The peripheral nervous system is the network of nerves that connect the brain and spinal cord to all the other organs. Damage can occur to these nerves that interfere with their ability to function. Not only can it impair conduction to and from the central nervous system, but nerve damage can also lead to many pain syndromes. There are many causes for peripheral neuropathy. The symptoms can come on rapidly or may develop over many years.
Causes of Peripheral Neuropathy
There are numerous causes of peripheral neuropathy. They can be localized, affecting one or several nerves, or generalized, affected the entire peripheral nervous system. The most common causes of peripheral neuropathy are diabetes, alcoholism, vitamin deficiency and some inherited disorders. Other forms of generalized peripheral neuropathy can arise from reactions to drugs or chemicals, including emetine, hexobarbital, chlorbutanol, sulfonamides, phenytoin, nitrofurantoin, heavy metals, carbon monoxide, solvents or industrial poisons.

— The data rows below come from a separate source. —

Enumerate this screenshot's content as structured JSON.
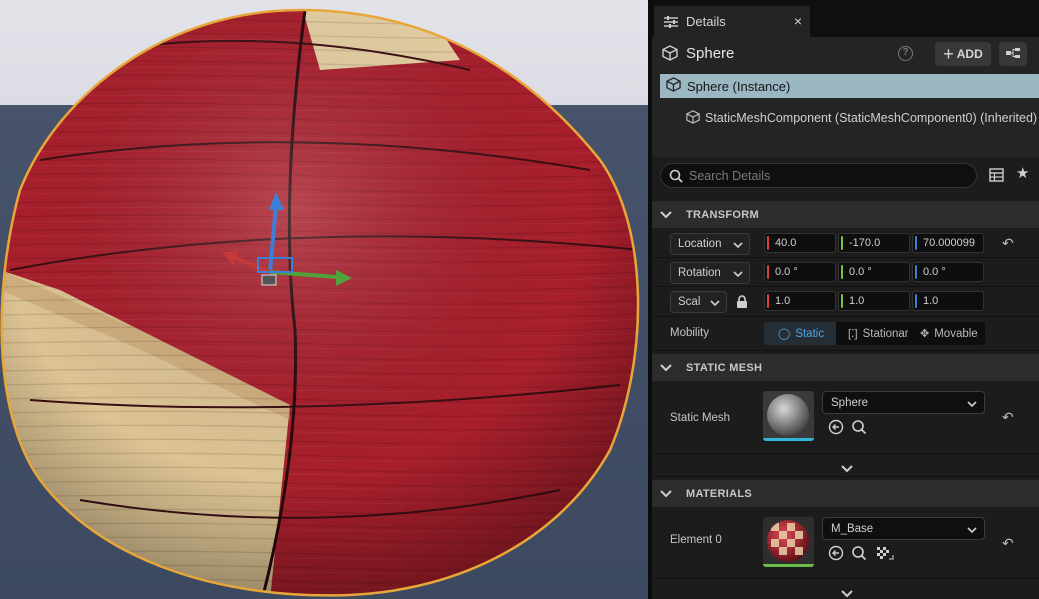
{
  "tab": {
    "label": "Details",
    "close": "×"
  },
  "actor": {
    "name": "Sphere",
    "help": "?",
    "add_label": "ADD"
  },
  "components": {
    "selected": "Sphere (Instance)",
    "child": "StaticMeshComponent (StaticMeshComponent0) (Inherited)"
  },
  "search": {
    "placeholder": "Search Details"
  },
  "transform": {
    "title": "TRANSFORM",
    "location": {
      "label": "Location",
      "x": "40.0",
      "y": "-170.0",
      "z": "70.000099"
    },
    "rotation": {
      "label": "Rotation",
      "x": "0.0 °",
      "y": "0.0 °",
      "z": "0.0 °"
    },
    "scale": {
      "label": "Scal",
      "x": "1.0",
      "y": "1.0",
      "z": "1.0"
    },
    "mobility": {
      "label": "Mobility",
      "options": [
        "Static",
        "Stationary",
        "Movable"
      ],
      "selected": "Static"
    }
  },
  "static_mesh": {
    "title": "STATIC MESH",
    "label": "Static Mesh",
    "value": "Sphere"
  },
  "materials": {
    "title": "MATERIALS",
    "label": "Element 0",
    "value": "M_Base"
  },
  "colors": {
    "x_axis": "#d9413f",
    "y_axis": "#7cc43f",
    "z_axis": "#3d7ed8",
    "selection": "#9ab7c2",
    "mesh_accent": "#33b4d6",
    "material_accent": "#6abf4b",
    "static_active": "#4ca7e6"
  },
  "icons": [
    "details-icon",
    "close-icon",
    "actor-cube-icon",
    "help-icon",
    "plus-icon",
    "blueprint-icon",
    "search-icon",
    "table-view-icon",
    "star-icon",
    "chevron-down-icon",
    "lock-icon",
    "reset-arrow-icon",
    "browse-arrow-icon",
    "find-icon",
    "checker-icon"
  ]
}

Other causes of peripheral neuropathy include malabsorption disorders, autoimmune reactions, decreased thyroid function, acute porphyria and complications of dialysis. Localized peripheral neuropathy can develop as a complication of nerve compression from tumors or bone growths. Sometimes, nerve canals can become narrowed, such as in the carpal tunnel syndrome. Cancer can invade the nerves or cause indirect peripheral neuropathy through other mechanisms. Disease of the spine, including ruptured discs and spinal stenosis, can compress the peripheral nerves as they originate at the level of the spine.
Signs and Symptoms of Peripheral Neuropathy
Peripheral neuropathy usually produces symptoms that appear gradually and slowly progress. Most commonly, they produce tingling and numbness that begins in the hands and feet and progress inwards, towards the body. This type of sensory change is often described for its location, stocking and glove sensory changes. Frequently, the symptoms tend to be symmetric. Weakness of the involved muscles may occur. Pain in an extremity may occur, which is frequently worse at night. Loss of sensation may develop in the hands and feet. This can lead to unexpected injuries and burns, because the bodies natural defense systems are not intact. The involved areas of the skin often become dry and increasingly sensitive to touch. Unusual burning sensations in the area of sensory loss can occur. Some forms of peripheral neuropathy may affect the nerves that supply rectal, urinary and sexual function. This can lead to incontinence and the loss of sexual function, particularly in men. Some of these changes can be confused with diseases that affect the spine and spinal cord. Involvement of the sympathetic nervous system can also lead to problems with orthostatic hypotension. Here, the blood vessels cannot contract in response to changes in position and lowered blood pressure may occur.
Find more information
Medical Content Last Updated on 07/12/2008
The information contained on this site is for the sole purpose of
being informative. This information is not and should not be used or relied upon as medical
advice. Always seek the advice of your physician, nurse
Or other qualified health care provider before you undergo any treatment or
for answers to any questions you may have regarding a medical condition.
If you believe you have a medical emergency, please discontinue use
of MyElectronicMD and call 911 now.
Nothing contained on or provided through the service is intended to be or is
to be used for medical diagnosis or treatment.
Your use of this site is subject to certain terms and conditions.